Energy budget reflects shifting priorities

The Obama administration is requesting $26.4 billion for Energy Department programs in 2010 -- a substantial decrease from the department's 2009 appropriation of $38.7 billion -- but Energy officials say it must be viewed together with the $38.7 billion the department has received through the economic stimulus.

Taken together, the fiscal 2010 budget proposal and the Recovery Act funds would advance the administration's twin goals of reducing dependence on foreign oil and cutting greenhouse gas emissions.

The budget puts the department on a path to fulfill President Obama's promise to double the federal investment in basic research during the next decade, in part by establishing eight new energy innovation hubs, multidisciplinary research and development organizations structured to field innovative, breakthrough technologies. The hubs will focus on solar electricity; fuels from sunlight; batteries and energy storage; grid materials, devices and systems; energy-efficient building systems design; extreme materials; and modeling and simulation.

The budget also significantly increases investment in renewable energy generation from solar, wind and geothermal, and in building technologies aimed at conserving energy. Funding for low-emissions transportation technologies and carbon capture and sequestration technologies to make electricity generation from coal much cleaner also received significant boosts.

The administration's 2010 proposal shifts money away from investment in a favorite Bush administration program -- development of hydrogen fuel cells for vehicles -- to one the Obama administration believes has more immediate promise, stationary fuel cells that could provide electricity for buildings.

Other programs would be cut altogether, such as $200 million for deepwater and unconventional oil and gas research. "This is something [for which] companies have incredible financial resources" to conduct on their own, Energy Secretary Steven Chu said.

Another top priority will be reforming the department's business operations. "We are assembling plans right now," Chu said. "Let me promise it will be very thorough."

It will be essential for the department to find more efficient ways to operate and to reform fundamentally the way it manages contracts and oversees programs if it is to meet its mission objectives, he said.

"It's going to take several years. This will require a cultural shift," Chu said.

Stay up-to-date with federal news alerts and analysis — Sign up for GovExec's email newsletters.
FROM OUR SPONSORS
JOIN THE DISCUSSION
Close [ x ] More from GovExec
 
 

Thank you for subscribing to newsletters from GovExec.com.
We think these reports might interest you:

  • Going Agile:Revolutionizing Federal Digital Services Delivery

    Here’s one indication that times have changed: Harriet Tubman is going to be the next face of the twenty dollar bill. Another sign of change? The way in which the federal government arrived at that decision.

    Download
  • Cyber Risk Report: Cybercrime Trends from 2016
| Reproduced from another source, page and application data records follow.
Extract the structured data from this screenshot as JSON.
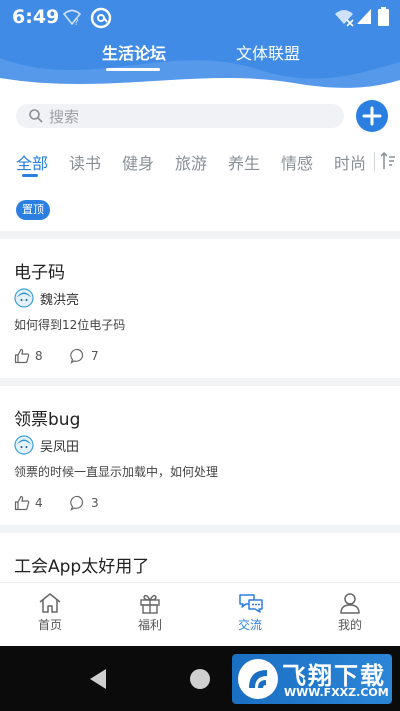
{
  "status_bar": {
    "time": "6:49"
  },
  "header": {
    "tabs": [
      {
        "label": "生活论坛",
        "active": true
      },
      {
        "label": "文体联盟",
        "active": false
      }
    ]
  },
  "search": {
    "placeholder": "搜索"
  },
  "categories": [
    "全部",
    "读书",
    "健身",
    "旅游",
    "养生",
    "情感",
    "时尚"
  ],
  "active_category": "全部",
  "pinned_badge": "置顶",
  "posts": [
    {
      "title": "电子码",
      "author": "魏洪亮",
      "excerpt": "如何得到12位电子码",
      "likes": "8",
      "comments": "7"
    },
    {
      "title": "领票bug",
      "author": "吴凤田",
      "excerpt": "领票的时候一直显示加载中，如何处理",
      "likes": "4",
      "comments": "3"
    },
    {
      "title": "工会App太好用了"
    }
  ],
  "bottom_nav": [
    {
      "label": "首页",
      "icon": "home-icon"
    },
    {
      "label": "福利",
      "icon": "gift-icon"
    },
    {
      "label": "交流",
      "icon": "chat-icon",
      "active": true
    },
    {
      "label": "我的",
      "icon": "profile-icon"
    }
  ],
  "watermark": {
    "title": "飞翔下载",
    "url": "WWW.FXXZ.COM"
  },
  "colors": {
    "header": "#3f8be6",
    "accent": "#2b7fe0"
  }
}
    In our first half 2016 cyber trends report, SurfWatch Labs threat intelligence analysts noted one key theme – the interconnected nature of cybercrime – and the second half of the year saw organizations continuing to struggle with that reality. The number of potential cyber threats, the pool of already compromised information, and the ease of finding increasingly sophisticated cybercriminal tools continued to snowball throughout the year.

    Download
  • Featured Content from RSA Conference: Dissed by NIST

    Learn more about the latest draft of the U.S. National Institute of Standards and Technology guidance document on authentication and lifecycle management.

    Download
  • GBC Issue Brief: The Future of 9-1-1

    A Look Into the Next Generation of Emergency Services

    Download
  • GBC Survey Report: Securing the Perimeters

    A candid survey on cybersecurity in state and local governments

    Download
  • The New IP: Moving Government Agencies Toward the Network of The Future

    Federal IT managers are looking to modernize legacy network infrastructures that are taxed by growing demands from mobile devices, video, vast amounts of data, and more. This issue brief discusses the federal government network landscape, as well as market, financial force drivers for network modernization.

    Download
  • eBook: State & Local Cybersecurity

    CenturyLink is committed to helping state and local governments meet their cybersecurity challenges. Towards that end, CenturyLink commissioned a study from the Government Business Council that looked at the perceptions, attitudes and experiences of state and local leaders around the cybersecurity issue. The results were surprising in a number of ways. Learn more about their findings and the ways in which state and local governments can combat cybersecurity threats with this eBook.

    Download

When you download a report, your information may be shared with the underwriters of that document.